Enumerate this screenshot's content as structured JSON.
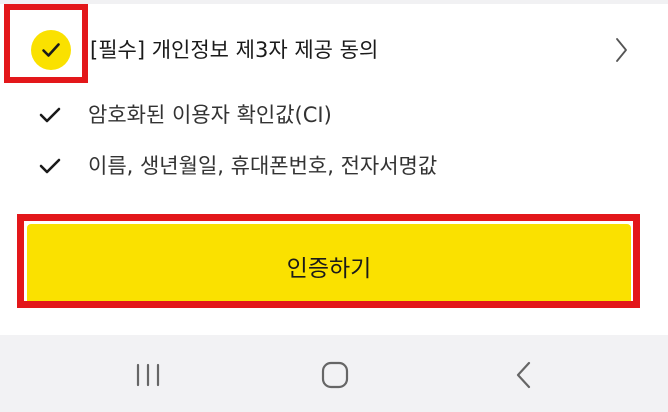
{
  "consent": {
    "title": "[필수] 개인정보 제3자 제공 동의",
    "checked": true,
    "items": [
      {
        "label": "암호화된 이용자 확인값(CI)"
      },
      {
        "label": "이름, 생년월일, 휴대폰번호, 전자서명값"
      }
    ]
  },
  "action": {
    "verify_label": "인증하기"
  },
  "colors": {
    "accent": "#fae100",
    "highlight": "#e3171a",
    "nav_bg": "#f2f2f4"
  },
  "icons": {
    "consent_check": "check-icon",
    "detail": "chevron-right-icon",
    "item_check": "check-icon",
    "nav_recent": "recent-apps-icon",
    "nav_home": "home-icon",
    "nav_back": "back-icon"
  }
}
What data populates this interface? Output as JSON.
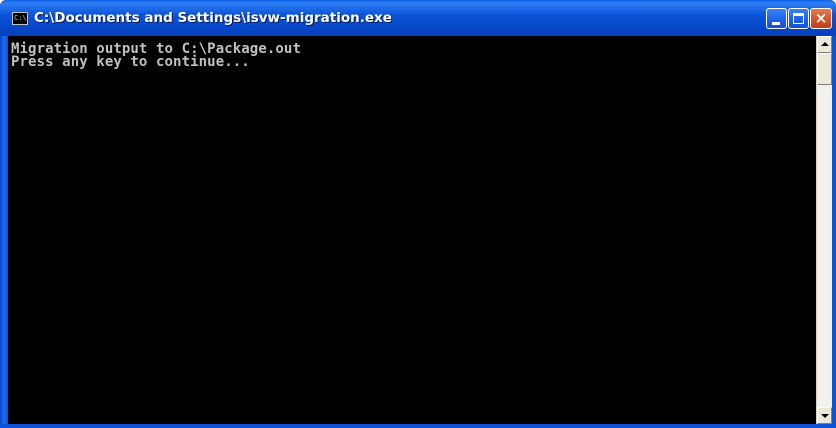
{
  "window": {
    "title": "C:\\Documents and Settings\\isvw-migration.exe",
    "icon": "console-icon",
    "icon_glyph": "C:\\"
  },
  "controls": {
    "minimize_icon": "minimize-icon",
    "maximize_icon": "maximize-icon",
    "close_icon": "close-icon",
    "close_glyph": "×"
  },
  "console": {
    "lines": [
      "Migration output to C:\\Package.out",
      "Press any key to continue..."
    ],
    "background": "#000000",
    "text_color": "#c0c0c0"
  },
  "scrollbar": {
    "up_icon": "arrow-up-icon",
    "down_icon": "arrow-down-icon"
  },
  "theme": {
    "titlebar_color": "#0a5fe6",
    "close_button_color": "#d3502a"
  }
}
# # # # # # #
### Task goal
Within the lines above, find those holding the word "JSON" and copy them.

### Solved problem
Enumerate this screenshot's content as structured JSON.
What data populates this interface? Output as JSON.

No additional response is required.